What is needed: An exact copy of the data is required; the images should not appear in it.

Material provided:
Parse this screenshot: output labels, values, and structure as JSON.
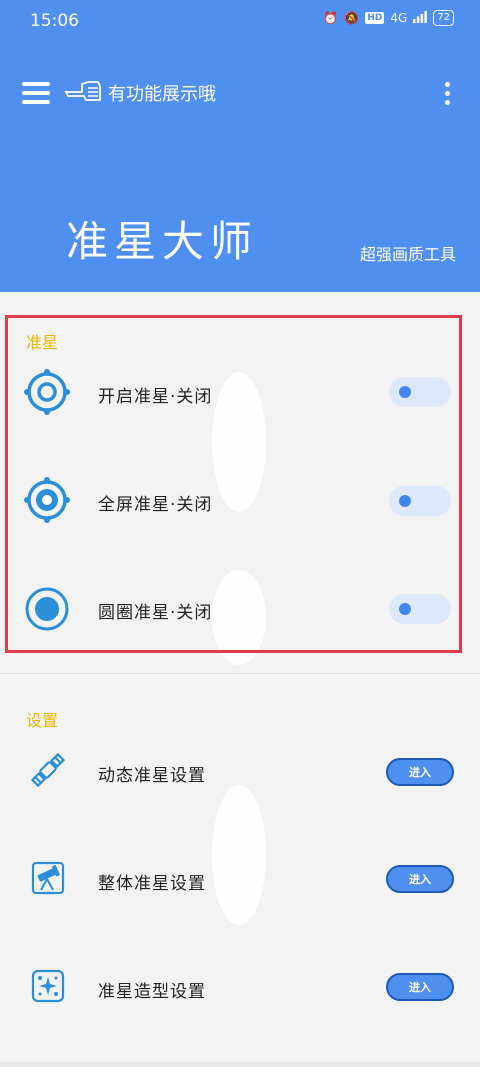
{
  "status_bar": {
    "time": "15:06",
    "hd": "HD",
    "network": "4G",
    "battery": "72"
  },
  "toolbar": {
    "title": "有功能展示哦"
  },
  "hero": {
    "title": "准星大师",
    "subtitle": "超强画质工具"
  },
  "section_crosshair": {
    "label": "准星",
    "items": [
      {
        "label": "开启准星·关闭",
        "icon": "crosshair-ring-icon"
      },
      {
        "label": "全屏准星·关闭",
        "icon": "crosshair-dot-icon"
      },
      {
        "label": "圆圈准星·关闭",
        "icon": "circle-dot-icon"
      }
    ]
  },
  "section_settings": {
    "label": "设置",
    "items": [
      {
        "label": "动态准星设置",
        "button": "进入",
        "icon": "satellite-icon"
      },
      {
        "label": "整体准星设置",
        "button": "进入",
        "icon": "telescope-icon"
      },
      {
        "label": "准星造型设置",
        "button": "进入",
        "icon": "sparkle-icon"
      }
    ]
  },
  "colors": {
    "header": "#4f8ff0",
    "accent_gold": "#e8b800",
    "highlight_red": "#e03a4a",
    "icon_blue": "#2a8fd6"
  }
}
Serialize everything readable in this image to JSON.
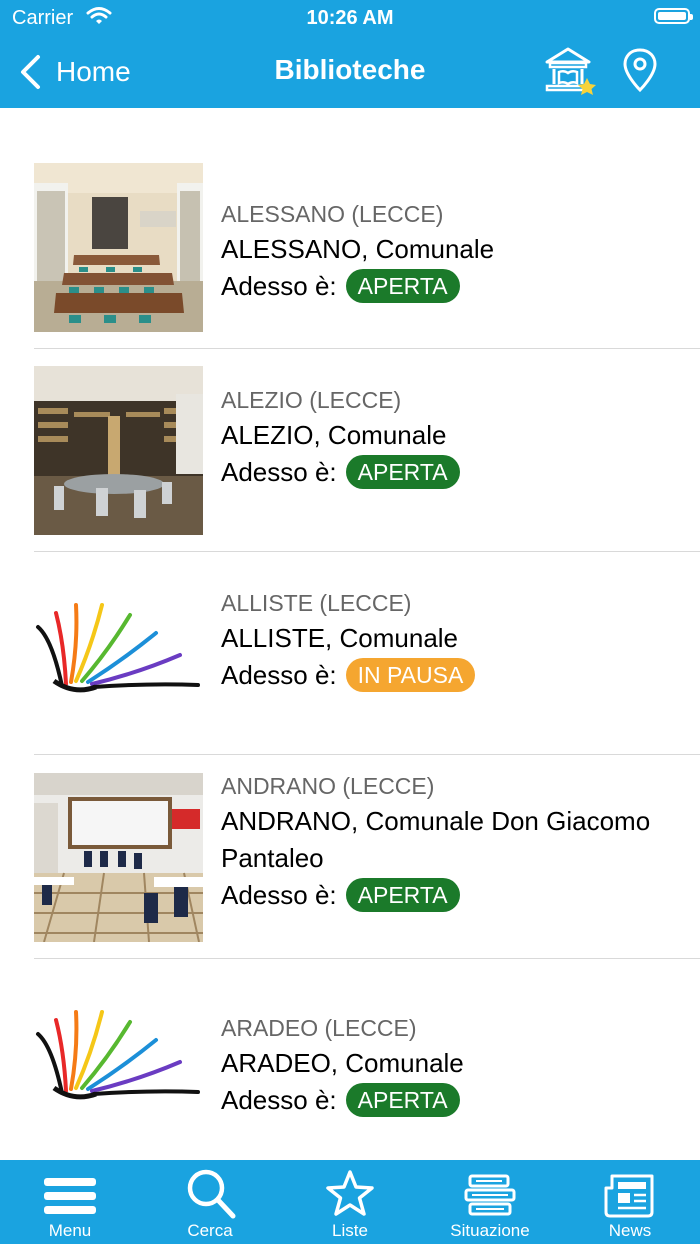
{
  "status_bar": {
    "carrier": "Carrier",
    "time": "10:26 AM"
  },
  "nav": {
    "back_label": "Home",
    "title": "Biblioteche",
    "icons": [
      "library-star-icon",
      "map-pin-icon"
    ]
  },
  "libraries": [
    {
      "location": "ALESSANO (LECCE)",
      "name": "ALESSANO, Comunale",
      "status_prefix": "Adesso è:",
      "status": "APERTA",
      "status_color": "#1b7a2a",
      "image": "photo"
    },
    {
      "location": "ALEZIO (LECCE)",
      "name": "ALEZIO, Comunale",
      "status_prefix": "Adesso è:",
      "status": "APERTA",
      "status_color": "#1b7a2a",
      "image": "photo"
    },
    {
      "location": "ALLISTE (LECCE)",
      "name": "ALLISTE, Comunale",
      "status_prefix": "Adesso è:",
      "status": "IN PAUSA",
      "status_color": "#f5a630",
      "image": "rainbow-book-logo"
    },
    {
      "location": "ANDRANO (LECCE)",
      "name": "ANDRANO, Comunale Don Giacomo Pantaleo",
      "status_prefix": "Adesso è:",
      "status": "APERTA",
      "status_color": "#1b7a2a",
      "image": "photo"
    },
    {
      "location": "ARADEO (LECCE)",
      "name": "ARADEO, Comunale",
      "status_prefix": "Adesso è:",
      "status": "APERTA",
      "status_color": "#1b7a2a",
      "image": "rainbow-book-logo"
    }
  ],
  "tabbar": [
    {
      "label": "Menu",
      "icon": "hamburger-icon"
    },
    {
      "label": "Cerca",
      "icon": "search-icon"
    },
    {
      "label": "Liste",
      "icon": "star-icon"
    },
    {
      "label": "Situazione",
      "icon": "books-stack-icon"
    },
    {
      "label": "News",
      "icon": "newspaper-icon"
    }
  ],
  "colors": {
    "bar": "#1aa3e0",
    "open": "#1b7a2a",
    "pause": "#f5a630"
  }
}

Response to this exercise:
Parse this screenshot: output labels, values, and structure as JSON.
{
  "status_bar": {
    "time": "15:06",
    "hd": "HD",
    "network": "4G",
    "battery": "72"
  },
  "toolbar": {
    "title": "有功能展示哦"
  },
  "hero": {
    "title": "准星大师",
    "subtitle": "超强画质工具"
  },
  "section_crosshair": {
    "label": "准星",
    "items": [
      {
        "label": "开启准星·关闭",
        "icon": "crosshair-ring-icon"
      },
      {
        "label": "全屏准星·关闭",
        "icon": "crosshair-dot-icon"
      },
      {
        "label": "圆圈准星·关闭",
        "icon": "circle-dot-icon"
      }
    ]
  },
  "section_settings": {
    "label": "设置",
    "items": [
      {
        "label": "动态准星设置",
        "button": "进入",
        "icon": "satellite-icon"
      },
      {
        "label": "整体准星设置",
        "button": "进入",
        "icon": "telescope-icon"
      },
      {
        "label": "准星造型设置",
        "button": "进入",
        "icon": "sparkle-icon"
      }
    ]
  },
  "colors": {
    "header": "#4f8ff0",
    "accent_gold": "#e8b800",
    "highlight_red": "#e03a4a",
    "icon_blue": "#2a8fd6"
  }
}
Serialize everything readable in this image to JSON.
{
  "status_bar": {
    "carrier": "Carrier",
    "time": "10:26 AM"
  },
  "nav": {
    "back_label": "Home",
    "title": "Biblioteche",
    "icons": [
      "library-star-icon",
      "map-pin-icon"
    ]
  },
  "libraries": [
    {
      "location": "ALESSANO (LECCE)",
      "name": "ALESSANO, Comunale",
      "status_prefix": "Adesso è:",
      "status": "APERTA",
      "status_color": "#1b7a2a",
      "image": "photo"
    },
    {
      "location": "ALEZIO (LECCE)",
      "name": "ALEZIO, Comunale",
      "status_prefix": "Adesso è:",
      "status": "APERTA",
      "status_color": "#1b7a2a",
      "image": "photo"
    },
    {
      "location": "ALLISTE (LECCE)",
      "name": "ALLISTE, Comunale",
      "status_prefix": "Adesso è:",
      "status": "IN PAUSA",
      "status_color": "#f5a630",
      "image": "rainbow-book-logo"
    },
    {
      "location": "ANDRANO (LECCE)",
      "name": "ANDRANO, Comunale Don Giacomo Pantaleo",
      "status_prefix": "Adesso è:",
      "status": "APERTA",
      "status_color": "#1b7a2a",
      "image": "photo"
    },
    {
      "location": "ARADEO (LECCE)",
      "name": "ARADEO, Comunale",
      "status_prefix": "Adesso è:",
      "status": "APERTA",
      "status_color": "#1b7a2a",
      "image": "rainbow-book-logo"
    }
  ],
  "tabbar": [
    {
      "label": "Menu",
      "icon": "hamburger-icon"
    },
    {
      "label": "Cerca",
      "icon": "search-icon"
    },
    {
      "label": "Liste",
      "icon": "star-icon"
    },
    {
      "label": "Situazione",
      "icon": "books-stack-icon"
    },
    {
      "label": "News",
      "icon": "newspaper-icon"
    }
  ],
  "colors": {
    "bar": "#1aa3e0",
    "open": "#1b7a2a",
    "pause": "#f5a630"
  }
}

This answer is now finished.